TASK DESCRIPTION: I'd like every entry returned exactly as it is, with the images left out.

--- START ---

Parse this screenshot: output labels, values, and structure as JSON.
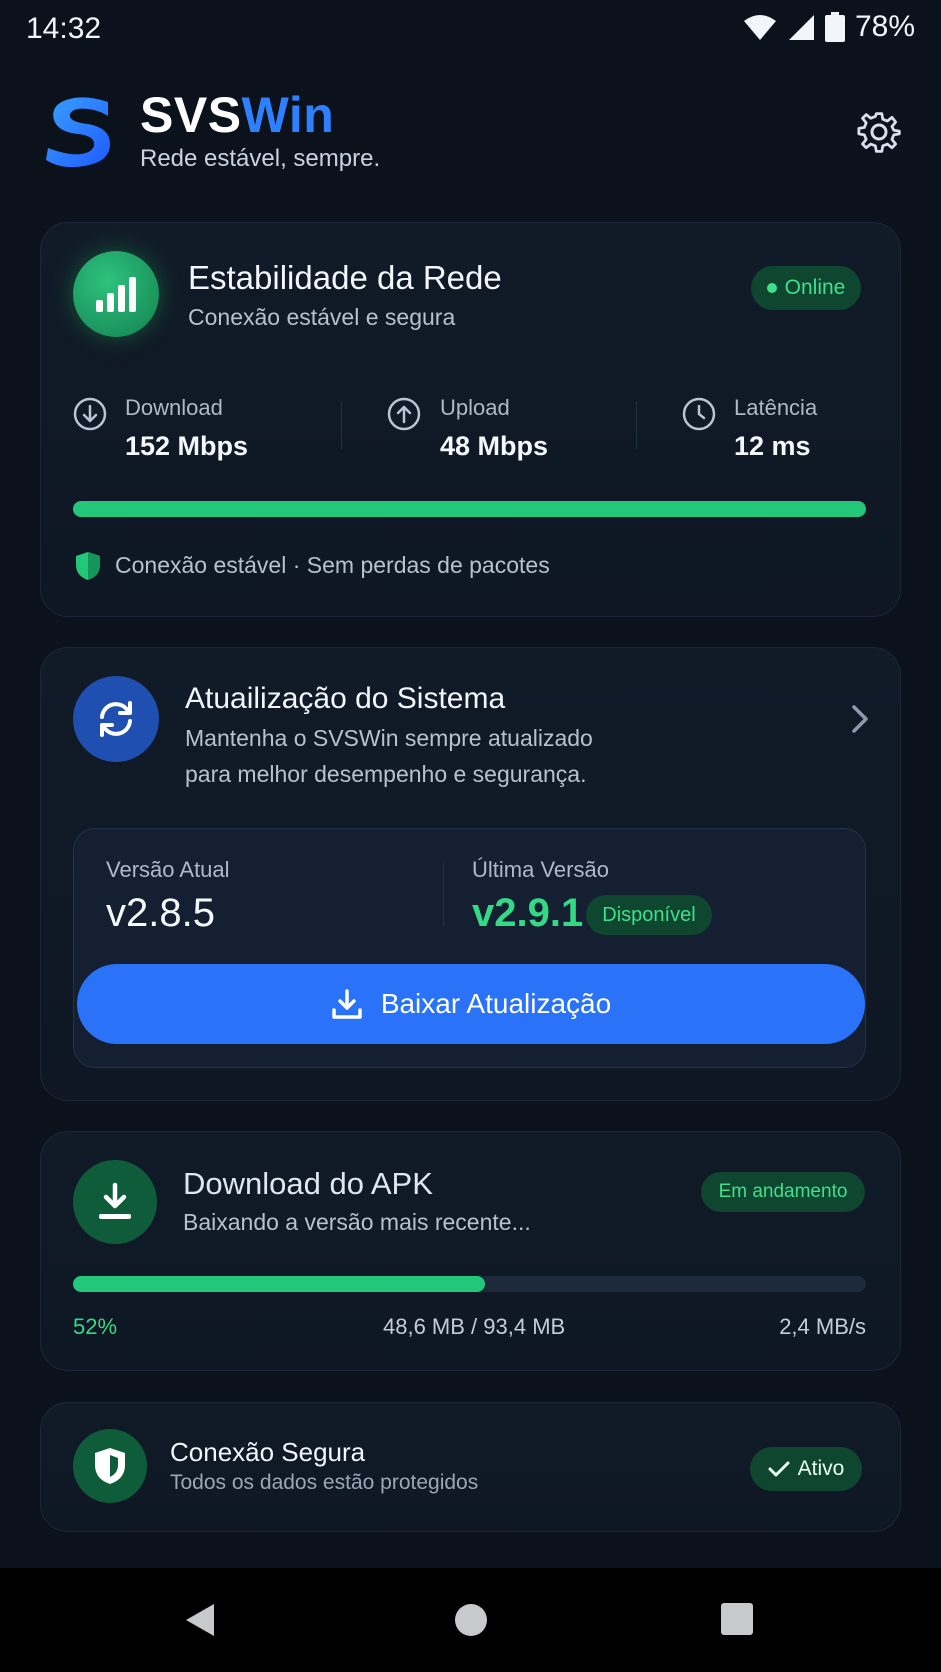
{
  "status_bar": {
    "time": "14:32",
    "battery": "78%"
  },
  "header": {
    "brand_part1": "SVS",
    "brand_part2": "Win",
    "tagline": "Rede estável, sempre.",
    "brand_color": "#2f80ff"
  },
  "network_card": {
    "title": "Estabilidade da Rede",
    "subtitle": "Conexão estável e segura",
    "status": "Online",
    "stats": [
      {
        "label": "Download",
        "value": "152 Mbps"
      },
      {
        "label": "Upload",
        "value": "48 Mbps"
      },
      {
        "label": "Latência",
        "value": "12 ms"
      }
    ],
    "stability_fraction": 1.0,
    "footer": "Conexão estável · Sem perdas de pacotes"
  },
  "update_card": {
    "title": "Atuailização do Sistema",
    "subtitle_line1": "Mantenha o SVSWin sempre atualizado",
    "subtitle_line2": "para melhor desempenho e segurança.",
    "current_label": "Versão Atual",
    "current_version": "v2.8.5",
    "latest_label": "Última Versão",
    "latest_version": "v2.9.1",
    "latest_badge": "Disponível",
    "button_label": "Baixar Atualização"
  },
  "apk_card": {
    "title": "Download do APK",
    "subtitle": "Baixando a versão mais recente...",
    "status": "Em andamento",
    "progress_fraction": 0.52,
    "percent_text": "52%",
    "size_text": "48,6 MB / 93,4 MB",
    "speed_text": "2,4 MB/s"
  },
  "secure_card": {
    "title": "Conexão Segura",
    "subtitle": "Todos os dados estão protegidos",
    "status": "Ativo"
  },
  "colors": {
    "accent_green": "#22c77a",
    "accent_blue": "#2a72f8",
    "background": "#0b121c"
  },
  "icons": [
    "wifi-icon",
    "signal-icon",
    "battery-icon",
    "gear-icon",
    "signal-bars-icon",
    "download-circle-icon",
    "upload-circle-icon",
    "clock-icon",
    "shield-icon",
    "refresh-icon",
    "chevron-right-icon",
    "download-icon",
    "check-icon",
    "back-icon",
    "home-icon",
    "recents-icon"
  ]
}
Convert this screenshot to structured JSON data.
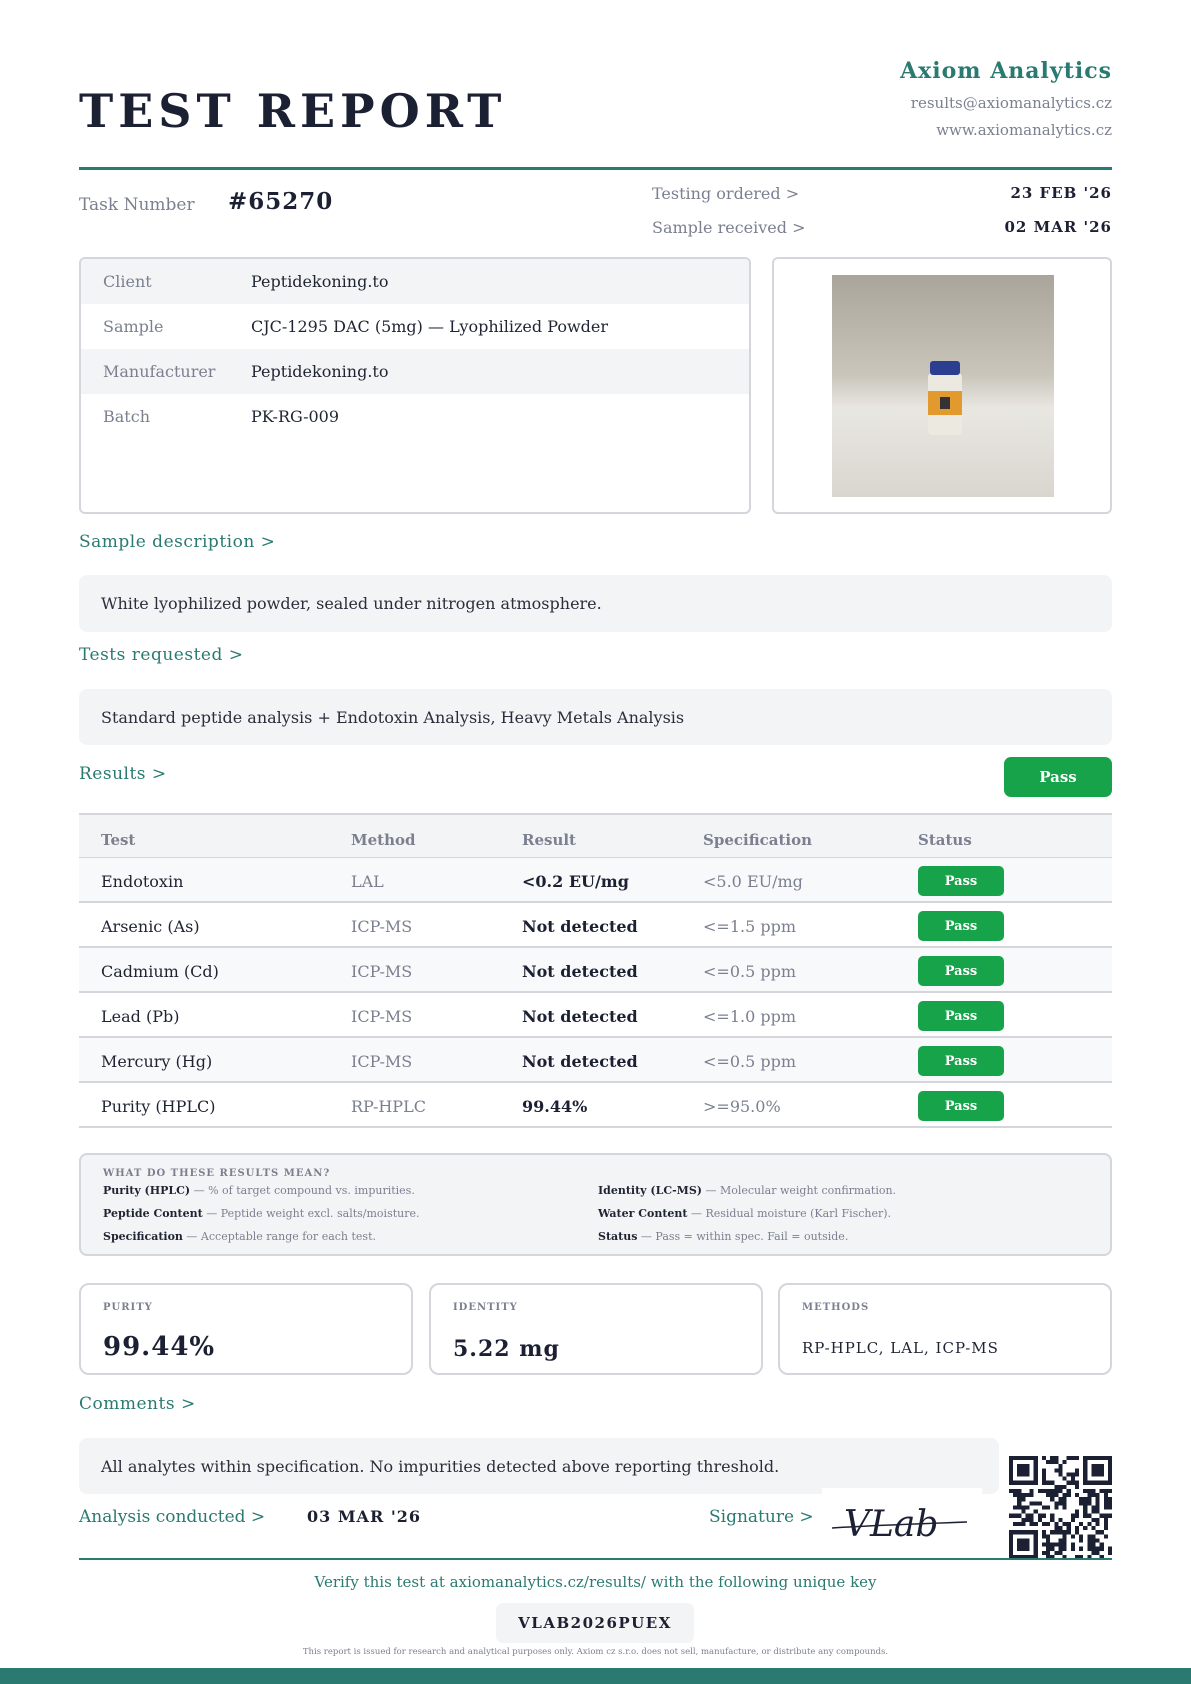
{
  "header": {
    "title": "TEST REPORT",
    "brand": "Axiom Analytics",
    "email": "results@axiomanalytics.cz",
    "website": "www.axiomanalytics.cz"
  },
  "meta": {
    "task_label": "Task Number",
    "task_number": "#65270",
    "ordered_label": "Testing ordered >",
    "ordered_value": "23 FEB '26",
    "received_label": "Sample received >",
    "received_value": "02 MAR '26"
  },
  "info": [
    {
      "label": "Client",
      "value": "Peptidekoning.to"
    },
    {
      "label": "Sample",
      "value": " CJC-1295 DAC (5mg) — Lyophilized Powder"
    },
    {
      "label": "Manufacturer",
      "value": "Peptidekoning.to"
    },
    {
      "label": "Batch",
      "value": "PK-RG-009"
    }
  ],
  "sample_description": {
    "heading": "Sample description >",
    "text": "White lyophilized powder, sealed under nitrogen atmosphere."
  },
  "tests_requested": {
    "heading": "Tests requested >",
    "text": "Standard peptide analysis + Endotoxin Analysis, Heavy Metals Analysis"
  },
  "results": {
    "heading": "Results >",
    "overall": "Pass",
    "columns": [
      "Test",
      "Method",
      "Result",
      "Specification",
      "Status"
    ],
    "rows": [
      {
        "test": "Endotoxin",
        "method": "LAL",
        "result": "<0.2 EU/mg",
        "spec": "<5.0 EU/mg",
        "status": "Pass"
      },
      {
        "test": "Arsenic (As)",
        "method": "ICP-MS",
        "result": "Not detected",
        "spec": "<=1.5 ppm",
        "status": "Pass"
      },
      {
        "test": "Cadmium (Cd)",
        "method": "ICP-MS",
        "result": "Not detected",
        "spec": "<=0.5 ppm",
        "status": "Pass"
      },
      {
        "test": "Lead (Pb)",
        "method": "ICP-MS",
        "result": "Not detected",
        "spec": "<=1.0 ppm",
        "status": "Pass"
      },
      {
        "test": "Mercury (Hg)",
        "method": "ICP-MS",
        "result": "Not detected",
        "spec": "<=0.5 ppm",
        "status": "Pass"
      },
      {
        "test": "Purity (HPLC)",
        "method": "RP-HPLC",
        "result": "99.44%",
        "spec": ">=95.0%",
        "status": "Pass"
      }
    ]
  },
  "legend": {
    "title": "WHAT DO THESE RESULTS MEAN?",
    "items": [
      {
        "term": "Purity (HPLC)",
        "desc": " — % of target compound vs. impurities."
      },
      {
        "term": "Identity (LC-MS)",
        "desc": " — Molecular weight confirmation."
      },
      {
        "term": "Peptide Content",
        "desc": " — Peptide weight excl. salts/moisture."
      },
      {
        "term": "Water Content",
        "desc": " — Residual moisture (Karl Fischer)."
      },
      {
        "term": "Specification",
        "desc": " — Acceptable range for each test."
      },
      {
        "term": "Status",
        "desc": " — Pass = within spec. Fail = outside."
      }
    ]
  },
  "stats": [
    {
      "label": "PURITY",
      "value": "99.44%"
    },
    {
      "label": "IDENTITY",
      "value": "5.22 mg"
    },
    {
      "label": "METHODS",
      "value": "RP-HPLC, LAL, ICP-MS"
    }
  ],
  "comments": {
    "heading": "Comments >",
    "text": "All analytes within specification. No impurities detected above reporting threshold."
  },
  "footer": {
    "analysis_label": "Analysis conducted >",
    "analysis_value": "03 MAR '26",
    "signature_label": "Signature >",
    "signature_text": "VLab",
    "verify_text": "Verify this test at axiomanalytics.cz/results/ with the following unique key",
    "unique_key": "VLAB2026PUEX",
    "disclaimer": "This report is issued for research and analytical purposes only. Axiom cz s.r.o. does not sell, manufacture, or distribute any compounds."
  },
  "colors": {
    "accent": "#2a7a72",
    "pass": "#16a34a",
    "ink": "#1c2033"
  }
}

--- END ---

PROBLEM SOLUTION:
Parse this screenshot: output labels, values, and structure as JSON.
{
  "status_bar": {
    "time": "14:32",
    "battery": "78%"
  },
  "header": {
    "brand_part1": "SVS",
    "brand_part2": "Win",
    "tagline": "Rede estável, sempre.",
    "brand_color": "#2f80ff"
  },
  "network_card": {
    "title": "Estabilidade da Rede",
    "subtitle": "Conexão estável e segura",
    "status": "Online",
    "stats": [
      {
        "label": "Download",
        "value": "152 Mbps"
      },
      {
        "label": "Upload",
        "value": "48 Mbps"
      },
      {
        "label": "Latência",
        "value": "12 ms"
      }
    ],
    "stability_fraction": 1.0,
    "footer": "Conexão estável · Sem perdas de pacotes"
  },
  "update_card": {
    "title": "Atuailização do Sistema",
    "subtitle_line1": "Mantenha o SVSWin sempre atualizado",
    "subtitle_line2": "para melhor desempenho e segurança.",
    "current_label": "Versão Atual",
    "current_version": "v2.8.5",
    "latest_label": "Última Versão",
    "latest_version": "v2.9.1",
    "latest_badge": "Disponível",
    "button_label": "Baixar Atualização"
  },
  "apk_card": {
    "title": "Download do APK",
    "subtitle": "Baixando a versão mais recente...",
    "status": "Em andamento",
    "progress_fraction": 0.52,
    "percent_text": "52%",
    "size_text": "48,6 MB / 93,4 MB",
    "speed_text": "2,4 MB/s"
  },
  "secure_card": {
    "title": "Conexão Segura",
    "subtitle": "Todos os dados estão protegidos",
    "status": "Ativo"
  },
  "colors": {
    "accent_green": "#22c77a",
    "accent_blue": "#2a72f8",
    "background": "#0b121c"
  },
  "icons": [
    "wifi-icon",
    "signal-icon",
    "battery-icon",
    "gear-icon",
    "signal-bars-icon",
    "download-circle-icon",
    "upload-circle-icon",
    "clock-icon",
    "shield-icon",
    "refresh-icon",
    "chevron-right-icon",
    "download-icon",
    "check-icon",
    "back-icon",
    "home-icon",
    "recents-icon"
  ]
}
Convert this screenshot to structured JSON data.
{
  "header": {
    "title": "TEST REPORT",
    "brand": "Axiom Analytics",
    "email": "results@axiomanalytics.cz",
    "website": "www.axiomanalytics.cz"
  },
  "meta": {
    "task_label": "Task Number",
    "task_number": "#65270",
    "ordered_label": "Testing ordered >",
    "ordered_value": "23 FEB '26",
    "received_label": "Sample received >",
    "received_value": "02 MAR '26"
  },
  "info": [
    {
      "label": "Client",
      "value": "Peptidekoning.to"
    },
    {
      "label": "Sample",
      "value": " CJC-1295 DAC (5mg) — Lyophilized Powder"
    },
    {
      "label": "Manufacturer",
      "value": "Peptidekoning.to"
    },
    {
      "label": "Batch",
      "value": "PK-RG-009"
    }
  ],
  "sample_description": {
    "heading": "Sample description >",
    "text": "White lyophilized powder, sealed under nitrogen atmosphere."
  },
  "tests_requested": {
    "heading": "Tests requested >",
    "text": "Standard peptide analysis + Endotoxin Analysis, Heavy Metals Analysis"
  },
  "results": {
    "heading": "Results >",
    "overall": "Pass",
    "columns": [
      "Test",
      "Method",
      "Result",
      "Specification",
      "Status"
    ],
    "rows": [
      {
        "test": "Endotoxin",
        "method": "LAL",
        "result": "<0.2 EU/mg",
        "spec": "<5.0 EU/mg",
        "status": "Pass"
      },
      {
        "test": "Arsenic (As)",
        "method": "ICP-MS",
        "result": "Not detected",
        "spec": "<=1.5 ppm",
        "status": "Pass"
      },
      {
        "test": "Cadmium (Cd)",
        "method": "ICP-MS",
        "result": "Not detected",
        "spec": "<=0.5 ppm",
        "status": "Pass"
      },
      {
        "test": "Lead (Pb)",
        "method": "ICP-MS",
        "result": "Not detected",
        "spec": "<=1.0 ppm",
        "status": "Pass"
      },
      {
        "test": "Mercury (Hg)",
        "method": "ICP-MS",
        "result": "Not detected",
        "spec": "<=0.5 ppm",
        "status": "Pass"
      },
      {
        "test": "Purity (HPLC)",
        "method": "RP-HPLC",
        "result": "99.44%",
        "spec": ">=95.0%",
        "status": "Pass"
      }
    ]
  },
  "legend": {
    "title": "WHAT DO THESE RESULTS MEAN?",
    "items": [
      {
        "term": "Purity (HPLC)",
        "desc": " — % of target compound vs. impurities."
      },
      {
        "term": "Identity (LC-MS)",
        "desc": " — Molecular weight confirmation."
      },
      {
        "term": "Peptide Content",
        "desc": " — Peptide weight excl. salts/moisture."
      },
      {
        "term": "Water Content",
        "desc": " — Residual moisture (Karl Fischer)."
      },
      {
        "term": "Specification",
        "desc": " — Acceptable range for each test."
      },
      {
        "term": "Status",
        "desc": " — Pass = within spec. Fail = outside."
      }
    ]
  },
  "stats": [
    {
      "label": "PURITY",
      "value": "99.44%"
    },
    {
      "label": "IDENTITY",
      "value": "5.22 mg"
    },
    {
      "label": "METHODS",
      "value": "RP-HPLC, LAL, ICP-MS"
    }
  ],
  "comments": {
    "heading": "Comments >",
    "text": "All analytes within specification. No impurities detected above reporting threshold."
  },
  "footer": {
    "analysis_label": "Analysis conducted >",
    "analysis_value": "03 MAR '26",
    "signature_label": "Signature >",
    "signature_text": "VLab",
    "verify_text": "Verify this test at axiomanalytics.cz/results/ with the following unique key",
    "unique_key": "VLAB2026PUEX",
    "disclaimer": "This report is issued for research and analytical purposes only. Axiom cz s.r.o. does not sell, manufacture, or distribute any compounds."
  },
  "colors": {
    "accent": "#2a7a72",
    "pass": "#16a34a",
    "ink": "#1c2033"
  }
}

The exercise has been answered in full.